◆ PROBLEM REQUIREMENTS ◆
All of the records should be given again verbatim.

◆ Records excerpted from a collection ◆

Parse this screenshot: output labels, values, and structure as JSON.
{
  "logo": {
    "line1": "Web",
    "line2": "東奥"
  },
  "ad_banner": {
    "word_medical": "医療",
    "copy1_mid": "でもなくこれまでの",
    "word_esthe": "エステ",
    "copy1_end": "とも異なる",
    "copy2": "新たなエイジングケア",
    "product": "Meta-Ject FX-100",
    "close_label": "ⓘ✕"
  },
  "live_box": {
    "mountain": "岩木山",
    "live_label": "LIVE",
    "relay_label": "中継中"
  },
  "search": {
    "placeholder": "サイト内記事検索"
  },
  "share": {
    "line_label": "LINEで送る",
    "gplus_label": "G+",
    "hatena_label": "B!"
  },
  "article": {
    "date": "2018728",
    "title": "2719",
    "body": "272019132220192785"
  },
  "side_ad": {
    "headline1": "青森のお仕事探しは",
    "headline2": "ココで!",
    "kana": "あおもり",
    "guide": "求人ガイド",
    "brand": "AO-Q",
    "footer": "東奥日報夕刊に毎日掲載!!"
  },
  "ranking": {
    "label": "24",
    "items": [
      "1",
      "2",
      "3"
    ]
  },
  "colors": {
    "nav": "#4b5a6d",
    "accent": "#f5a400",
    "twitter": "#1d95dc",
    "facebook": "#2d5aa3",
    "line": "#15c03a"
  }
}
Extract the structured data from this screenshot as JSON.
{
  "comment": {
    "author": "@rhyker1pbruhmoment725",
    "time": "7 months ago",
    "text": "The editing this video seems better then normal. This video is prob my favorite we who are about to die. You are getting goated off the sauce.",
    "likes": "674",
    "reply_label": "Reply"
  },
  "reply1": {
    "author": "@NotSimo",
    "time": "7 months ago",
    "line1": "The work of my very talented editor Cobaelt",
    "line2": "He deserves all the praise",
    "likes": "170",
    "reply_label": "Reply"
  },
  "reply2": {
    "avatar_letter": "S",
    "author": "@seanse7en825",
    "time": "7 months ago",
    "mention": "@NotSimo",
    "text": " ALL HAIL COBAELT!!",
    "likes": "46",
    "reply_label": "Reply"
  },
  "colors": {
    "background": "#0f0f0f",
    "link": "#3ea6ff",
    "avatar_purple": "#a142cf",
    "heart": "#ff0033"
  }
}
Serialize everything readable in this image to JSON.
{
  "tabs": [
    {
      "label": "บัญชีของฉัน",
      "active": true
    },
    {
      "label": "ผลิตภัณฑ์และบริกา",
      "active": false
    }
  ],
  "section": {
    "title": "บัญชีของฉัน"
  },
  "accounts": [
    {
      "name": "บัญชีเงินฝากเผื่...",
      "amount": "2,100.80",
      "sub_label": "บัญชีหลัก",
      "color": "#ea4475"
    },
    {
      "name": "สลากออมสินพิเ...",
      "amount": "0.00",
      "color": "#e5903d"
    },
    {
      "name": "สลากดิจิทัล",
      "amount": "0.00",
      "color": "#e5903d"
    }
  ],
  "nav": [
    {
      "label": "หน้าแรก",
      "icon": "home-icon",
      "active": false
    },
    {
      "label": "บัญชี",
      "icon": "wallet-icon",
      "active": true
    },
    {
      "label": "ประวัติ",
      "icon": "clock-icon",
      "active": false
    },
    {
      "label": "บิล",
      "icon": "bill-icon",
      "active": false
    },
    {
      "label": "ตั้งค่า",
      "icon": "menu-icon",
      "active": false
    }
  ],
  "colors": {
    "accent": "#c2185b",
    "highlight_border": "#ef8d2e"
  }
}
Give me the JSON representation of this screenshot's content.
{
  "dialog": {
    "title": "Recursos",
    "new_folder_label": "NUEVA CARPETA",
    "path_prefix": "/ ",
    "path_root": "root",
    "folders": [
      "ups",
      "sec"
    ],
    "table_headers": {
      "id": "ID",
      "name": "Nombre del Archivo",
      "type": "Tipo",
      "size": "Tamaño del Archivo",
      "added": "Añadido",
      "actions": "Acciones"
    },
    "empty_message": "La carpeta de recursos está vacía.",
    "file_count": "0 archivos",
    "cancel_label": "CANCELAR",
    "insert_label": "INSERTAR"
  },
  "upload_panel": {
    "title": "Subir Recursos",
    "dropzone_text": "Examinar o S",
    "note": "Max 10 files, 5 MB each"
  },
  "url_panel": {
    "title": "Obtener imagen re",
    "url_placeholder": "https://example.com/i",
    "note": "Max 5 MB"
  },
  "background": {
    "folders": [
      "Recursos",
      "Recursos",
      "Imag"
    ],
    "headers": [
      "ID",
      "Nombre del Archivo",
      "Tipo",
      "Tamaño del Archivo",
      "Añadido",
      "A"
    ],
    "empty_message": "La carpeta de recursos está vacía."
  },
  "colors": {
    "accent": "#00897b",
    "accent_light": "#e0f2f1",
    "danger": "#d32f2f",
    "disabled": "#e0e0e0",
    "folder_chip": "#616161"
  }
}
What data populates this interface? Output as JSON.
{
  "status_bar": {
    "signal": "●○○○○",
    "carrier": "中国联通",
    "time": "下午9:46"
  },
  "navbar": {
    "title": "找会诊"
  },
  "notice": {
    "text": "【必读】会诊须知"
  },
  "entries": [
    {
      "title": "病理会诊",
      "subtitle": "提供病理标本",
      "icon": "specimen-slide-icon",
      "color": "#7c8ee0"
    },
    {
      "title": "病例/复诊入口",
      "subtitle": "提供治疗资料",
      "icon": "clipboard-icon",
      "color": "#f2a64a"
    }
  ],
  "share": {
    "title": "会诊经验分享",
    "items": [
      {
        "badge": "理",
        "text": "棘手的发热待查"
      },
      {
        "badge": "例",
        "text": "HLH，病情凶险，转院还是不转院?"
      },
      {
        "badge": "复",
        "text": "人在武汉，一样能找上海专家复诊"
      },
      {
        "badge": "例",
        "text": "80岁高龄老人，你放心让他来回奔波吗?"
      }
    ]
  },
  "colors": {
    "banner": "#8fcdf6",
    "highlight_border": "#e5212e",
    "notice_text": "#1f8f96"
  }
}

◆ SOLUTION FOR THIS EXERCISE ◆
Parse this screenshot: output labels, values, and structure as JSON.
{
  "logo": {
    "line1": "Web",
    "line2": "東奥"
  },
  "ad_banner": {
    "word_medical": "医療",
    "copy1_mid": "でもなくこれまでの",
    "word_esthe": "エステ",
    "copy1_end": "とも異なる",
    "copy2": "新たなエイジングケア",
    "product": "Meta-Ject FX-100",
    "close_label": "ⓘ✕"
  },
  "live_box": {
    "mountain": "岩木山",
    "live_label": "LIVE",
    "relay_label": "中継中"
  },
  "search": {
    "placeholder": "サイト内記事検索"
  },
  "share": {
    "line_label": "LINEで送る",
    "gplus_label": "G+",
    "hatena_label": "B!"
  },
  "article": {
    "date": "2018728",
    "title": "2719",
    "body": "272019132220192785"
  },
  "side_ad": {
    "headline1": "青森のお仕事探しは",
    "headline2": "ココで!",
    "kana": "あおもり",
    "guide": "求人ガイド",
    "brand": "AO-Q",
    "footer": "東奥日報夕刊に毎日掲載!!"
  },
  "ranking": {
    "label": "24",
    "items": [
      "1",
      "2",
      "3"
    ]
  },
  "colors": {
    "nav": "#4b5a6d",
    "accent": "#f5a400",
    "twitter": "#1d95dc",
    "facebook": "#2d5aa3",
    "line": "#15c03a"
  }
}
Extract the structured data from this screenshot as JSON.
{
  "comment": {
    "author": "@rhyker1pbruhmoment725",
    "time": "7 months ago",
    "text": "The editing this video seems better then normal. This video is prob my favorite we who are about to die. You are getting goated off the sauce.",
    "likes": "674",
    "reply_label": "Reply"
  },
  "reply1": {
    "author": "@NotSimo",
    "time": "7 months ago",
    "line1": "The work of my very talented editor Cobaelt",
    "line2": "He deserves all the praise",
    "likes": "170",
    "reply_label": "Reply"
  },
  "reply2": {
    "avatar_letter": "S",
    "author": "@seanse7en825",
    "time": "7 months ago",
    "mention": "@NotSimo",
    "text": " ALL HAIL COBAELT!!",
    "likes": "46",
    "reply_label": "Reply"
  },
  "colors": {
    "background": "#0f0f0f",
    "link": "#3ea6ff",
    "avatar_purple": "#a142cf",
    "heart": "#ff0033"
  }
}
Serialize everything readable in this image to JSON.
{
  "tabs": [
    {
      "label": "บัญชีของฉัน",
      "active": true
    },
    {
      "label": "ผลิตภัณฑ์และบริกา",
      "active": false
    }
  ],
  "section": {
    "title": "บัญชีของฉัน"
  },
  "accounts": [
    {
      "name": "บัญชีเงินฝากเผื่...",
      "amount": "2,100.80",
      "sub_label": "บัญชีหลัก",
      "color": "#ea4475"
    },
    {
      "name": "สลากออมสินพิเ...",
      "amount": "0.00",
      "color": "#e5903d"
    },
    {
      "name": "สลากดิจิทัล",
      "amount": "0.00",
      "color": "#e5903d"
    }
  ],
  "nav": [
    {
      "label": "หน้าแรก",
      "icon": "home-icon",
      "active": false
    },
    {
      "label": "บัญชี",
      "icon": "wallet-icon",
      "active": true
    },
    {
      "label": "ประวัติ",
      "icon": "clock-icon",
      "active": false
    },
    {
      "label": "บิล",
      "icon": "bill-icon",
      "active": false
    },
    {
      "label": "ตั้งค่า",
      "icon": "menu-icon",
      "active": false
    }
  ],
  "colors": {
    "accent": "#c2185b",
    "highlight_border": "#ef8d2e"
  }
}
Give me the JSON representation of this screenshot's content.
{
  "dialog": {
    "title": "Recursos",
    "new_folder_label": "NUEVA CARPETA",
    "path_prefix": "/ ",
    "path_root": "root",
    "folders": [
      "ups",
      "sec"
    ],
    "table_headers": {
      "id": "ID",
      "name": "Nombre del Archivo",
      "type": "Tipo",
      "size": "Tamaño del Archivo",
      "added": "Añadido",
      "actions": "Acciones"
    },
    "empty_message": "La carpeta de recursos está vacía.",
    "file_count": "0 archivos",
    "cancel_label": "CANCELAR",
    "insert_label": "INSERTAR"
  },
  "upload_panel": {
    "title": "Subir Recursos",
    "dropzone_text": "Examinar o S",
    "note": "Max 10 files, 5 MB each"
  },
  "url_panel": {
    "title": "Obtener imagen re",
    "url_placeholder": "https://example.com/i",
    "note": "Max 5 MB"
  },
  "background": {
    "folders": [
      "Recursos",
      "Recursos",
      "Imag"
    ],
    "headers": [
      "ID",
      "Nombre del Archivo",
      "Tipo",
      "Tamaño del Archivo",
      "Añadido",
      "A"
    ],
    "empty_message": "La carpeta de recursos está vacía."
  },
  "colors": {
    "accent": "#00897b",
    "accent_light": "#e0f2f1",
    "danger": "#d32f2f",
    "disabled": "#e0e0e0",
    "folder_chip": "#616161"
  }
}
What data populates this interface? Output as JSON.
{
  "status_bar": {
    "signal": "●○○○○",
    "carrier": "中国联通",
    "time": "下午9:46"
  },
  "navbar": {
    "title": "找会诊"
  },
  "notice": {
    "text": "【必读】会诊须知"
  },
  "entries": [
    {
      "title": "病理会诊",
      "subtitle": "提供病理标本",
      "icon": "specimen-slide-icon",
      "color": "#7c8ee0"
    },
    {
      "title": "病例/复诊入口",
      "subtitle": "提供治疗资料",
      "icon": "clipboard-icon",
      "color": "#f2a64a"
    }
  ],
  "share": {
    "title": "会诊经验分享",
    "items": [
      {
        "badge": "理",
        "text": "棘手的发热待查"
      },
      {
        "badge": "例",
        "text": "HLH，病情凶险，转院还是不转院?"
      },
      {
        "badge": "复",
        "text": "人在武汉，一样能找上海专家复诊"
      },
      {
        "badge": "例",
        "text": "80岁高龄老人，你放心让他来回奔波吗?"
      }
    ]
  },
  "colors": {
    "banner": "#8fcdf6",
    "highlight_border": "#e5212e",
    "notice_text": "#1f8f96"
  }
}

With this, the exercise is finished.